I did a number of appearances throughout the year. It was amazing how much getting out and about could boost my confidence. I felt I was really showing that fat people can do whatever they put their mind to. The day of the pageant came round very quickly and I felt so unprepared!! That being said it was amazing how quickly I felt in my element. For one of the very first times in my life I was surrounded by gorgeous, curvy girls who were full of confidence and really knew how to work a stage. I didn’t place in the top 10 in 2016 but that doesn’t matter. For me I walked away with friends for life and a new found confidence.
In 2017 I competed as Miss Surrey Curve again and I had to do myself proud. I was going to use my new found confidence to earn myself a place in that top 10. This was going to be my last year so I was determined to put my all in to it . I did lots of appearances and worked really hard to secure Queen of Curves in Carshalton as an amazing sponsor. I found the most pageant worthy dresses and worked my bottom off practising my walks. My cats were my judges. I literally walked around them like a pageant queen. They must have thought I was bonkers.
Pageant day came round on 5th August 2017 and what a day. Honestly I loved every moment of it. Never had I felt so confident and I felt at home on that stage. This was a complete turnaround from the 2016. I walked like I wanted to win, worked my outfits and most importantly I felt like a queen. When the results were announced I was thrilled to learn I came third – Miss British Beauty Curve 2017 2nd Runner up. I had a sash and tiara and was thoroughly pleased with myself.
Again I was surrounded on stage with so many gorgeous, curvy confident girls. I did not envy the judges one bit as it must of been such a hard decision. I came third to two amazing pageant worthy girls. Emily Diapre who was crowned Miss British Beauty Curve 2017 and Demi-Louise Bailey, Miss British Beauty Curve 2017 1st Runner up. Demi has become one of my closest friends throughout my pageant journey and believe me she just knows how to pageant.
What is your goal for Miss British Beauty Curve 2018?
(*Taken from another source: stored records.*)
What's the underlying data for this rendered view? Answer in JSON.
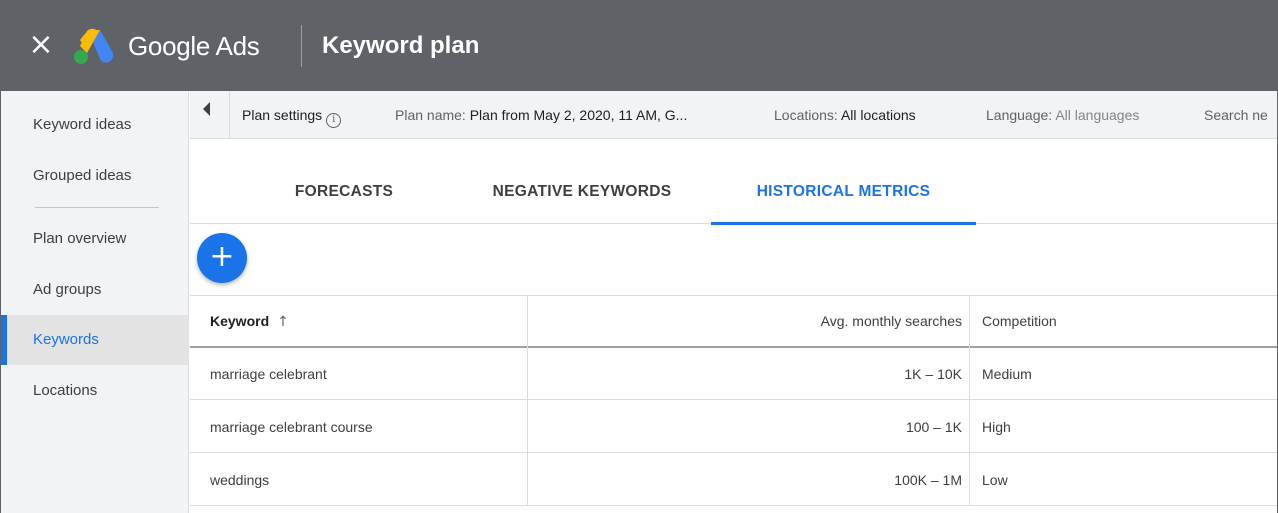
{
  "appbar": {
    "brand": "Google Ads",
    "title": "Keyword plan"
  },
  "colors": {
    "appbar_bg": "#5f6368",
    "accent": "#1a73e8",
    "logo_yellow": "#fbbc04",
    "logo_blue": "#4285f4",
    "logo_green": "#34a853"
  },
  "sidebar": {
    "items": [
      {
        "label": "Keyword ideas",
        "active": false
      },
      {
        "label": "Grouped ideas",
        "active": false
      },
      {
        "label": "Plan overview",
        "active": false
      },
      {
        "label": "Ad groups",
        "active": false
      },
      {
        "label": "Keywords",
        "active": true
      },
      {
        "label": "Locations",
        "active": false
      }
    ]
  },
  "settings": {
    "plan_settings_label": "Plan settings",
    "plan_name_label": "Plan name:",
    "plan_name_value": "Plan from May 2, 2020, 11 AM, G...",
    "locations_label": "Locations:",
    "locations_value": "All locations",
    "language_label": "Language:",
    "language_value": "All languages",
    "search_label": "Search ne"
  },
  "tabs": [
    {
      "label": "FORECASTS",
      "active": false
    },
    {
      "label": "NEGATIVE KEYWORDS",
      "active": false
    },
    {
      "label": "HISTORICAL METRICS",
      "active": true
    }
  ],
  "fab": {
    "icon": "plus-icon",
    "glyph": "+"
  },
  "table": {
    "headers": {
      "keyword": "Keyword",
      "avg": "Avg. monthly searches",
      "competition": "Competition"
    },
    "sort": "ascending",
    "rows": [
      {
        "keyword": "marriage celebrant",
        "avg": "1K – 10K",
        "competition": "Medium"
      },
      {
        "keyword": "marriage celebrant course",
        "avg": "100 – 1K",
        "competition": "High"
      },
      {
        "keyword": "weddings",
        "avg": "100K – 1M",
        "competition": "Low"
      }
    ]
  }
}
This year I am giving back to the pageant system. As I’ve already said I don’t want to give too much away but I’d like to pass on some of what MBBC has given to me, to other girls. So…watch this space. In terms of my goal for pageant day – slay slay slay! My confidence is peaking and I am so ready to get on that stage!!
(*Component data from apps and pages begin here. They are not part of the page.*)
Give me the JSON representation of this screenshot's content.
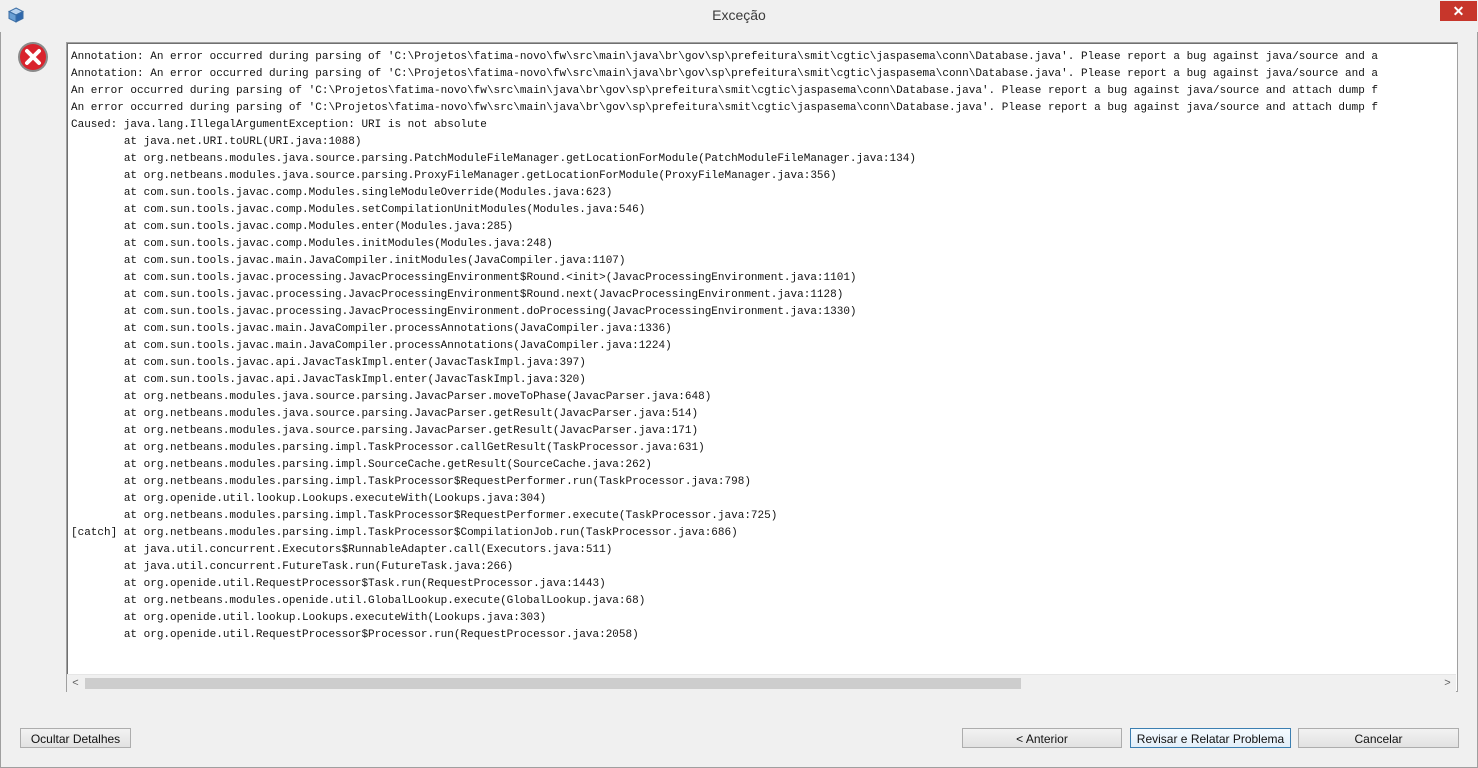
{
  "window": {
    "title": "Exceção",
    "close_label": "✕"
  },
  "trace_text": "Annotation: An error occurred during parsing of 'C:\\Projetos\\fatima-novo\\fw\\src\\main\\java\\br\\gov\\sp\\prefeitura\\smit\\cgtic\\jaspasema\\conn\\Database.java'. Please report a bug against java/source and a\nAnnotation: An error occurred during parsing of 'C:\\Projetos\\fatima-novo\\fw\\src\\main\\java\\br\\gov\\sp\\prefeitura\\smit\\cgtic\\jaspasema\\conn\\Database.java'. Please report a bug against java/source and a\nAn error occurred during parsing of 'C:\\Projetos\\fatima-novo\\fw\\src\\main\\java\\br\\gov\\sp\\prefeitura\\smit\\cgtic\\jaspasema\\conn\\Database.java'. Please report a bug against java/source and attach dump f\nAn error occurred during parsing of 'C:\\Projetos\\fatima-novo\\fw\\src\\main\\java\\br\\gov\\sp\\prefeitura\\smit\\cgtic\\jaspasema\\conn\\Database.java'. Please report a bug against java/source and attach dump f\nCaused: java.lang.IllegalArgumentException: URI is not absolute\n\tat java.net.URI.toURL(URI.java:1088)\n\tat org.netbeans.modules.java.source.parsing.PatchModuleFileManager.getLocationForModule(PatchModuleFileManager.java:134)\n\tat org.netbeans.modules.java.source.parsing.ProxyFileManager.getLocationForModule(ProxyFileManager.java:356)\n\tat com.sun.tools.javac.comp.Modules.singleModuleOverride(Modules.java:623)\n\tat com.sun.tools.javac.comp.Modules.setCompilationUnitModules(Modules.java:546)\n\tat com.sun.tools.javac.comp.Modules.enter(Modules.java:285)\n\tat com.sun.tools.javac.comp.Modules.initModules(Modules.java:248)\n\tat com.sun.tools.javac.main.JavaCompiler.initModules(JavaCompiler.java:1107)\n\tat com.sun.tools.javac.processing.JavacProcessingEnvironment$Round.<init>(JavacProcessingEnvironment.java:1101)\n\tat com.sun.tools.javac.processing.JavacProcessingEnvironment$Round.next(JavacProcessingEnvironment.java:1128)\n\tat com.sun.tools.javac.processing.JavacProcessingEnvironment.doProcessing(JavacProcessingEnvironment.java:1330)\n\tat com.sun.tools.javac.main.JavaCompiler.processAnnotations(JavaCompiler.java:1336)\n\tat com.sun.tools.javac.main.JavaCompiler.processAnnotations(JavaCompiler.java:1224)\n\tat com.sun.tools.javac.api.JavacTaskImpl.enter(JavacTaskImpl.java:397)\n\tat com.sun.tools.javac.api.JavacTaskImpl.enter(JavacTaskImpl.java:320)\n\tat org.netbeans.modules.java.source.parsing.JavacParser.moveToPhase(JavacParser.java:648)\n\tat org.netbeans.modules.java.source.parsing.JavacParser.getResult(JavacParser.java:514)\n\tat org.netbeans.modules.java.source.parsing.JavacParser.getResult(JavacParser.java:171)\n\tat org.netbeans.modules.parsing.impl.TaskProcessor.callGetResult(TaskProcessor.java:631)\n\tat org.netbeans.modules.parsing.impl.SourceCache.getResult(SourceCache.java:262)\n\tat org.netbeans.modules.parsing.impl.TaskProcessor$RequestPerformer.run(TaskProcessor.java:798)\n\tat org.openide.util.lookup.Lookups.executeWith(Lookups.java:304)\n\tat org.netbeans.modules.parsing.impl.TaskProcessor$RequestPerformer.execute(TaskProcessor.java:725)\n[catch] at org.netbeans.modules.parsing.impl.TaskProcessor$CompilationJob.run(TaskProcessor.java:686)\n\tat java.util.concurrent.Executors$RunnableAdapter.call(Executors.java:511)\n\tat java.util.concurrent.FutureTask.run(FutureTask.java:266)\n\tat org.openide.util.RequestProcessor$Task.run(RequestProcessor.java:1443)\n\tat org.netbeans.modules.openide.util.GlobalLookup.execute(GlobalLookup.java:68)\n\tat org.openide.util.lookup.Lookups.executeWith(Lookups.java:303)\n\tat org.openide.util.RequestProcessor$Processor.run(RequestProcessor.java:2058)",
  "scrollbar": {
    "left_arrow": "<",
    "right_arrow": ">"
  },
  "buttons": {
    "hide_details": "Ocultar Detalhes",
    "previous": "< Anterior",
    "review_report": "Revisar e Relatar Problema",
    "cancel": "Cancelar"
  },
  "icons": {
    "app": "netbeans-cube-icon",
    "error": "error-icon"
  },
  "colors": {
    "close_button": "#c7362b",
    "error_red": "#d9232d"
  }
}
What have you personally gained throughout your MBBC journey?
Other than my confidence, I have gained opportunities. I’ve had opportunity to model for brands and I attended confidence workshops. I decided to get involved with a cause close to my own heart, the FAB campaign. FAB is the Fight Against Bullying campaign. It highlights both women and men who have combated the words of their bullies in order to get to higher places.
I was also fortunate enough to have taken part in the I’m a Queen campaign. This is about queens providing words of body confidence and positivity to younger children and teens who are easily influenced by the social ideology of how people should look. I also gained a way to deal with negative thoughts and situations. Pageantry really is a hobby that gives me something to indulge in!
What advice would you give to someone thinking about considering taking part?
Just go for it. Simple as that. What you will gain out of doing a year representing your county will totally outweigh the nervous feelings! You will be on a high and you’ll learn how to listen to the beat of your own walk! No one else’s opinion will matter to you anymore.
If you’re not sure pageantry is for you just go and follow some of the girls. If you follow them and their journeys for a year you will know for sure on way or the other!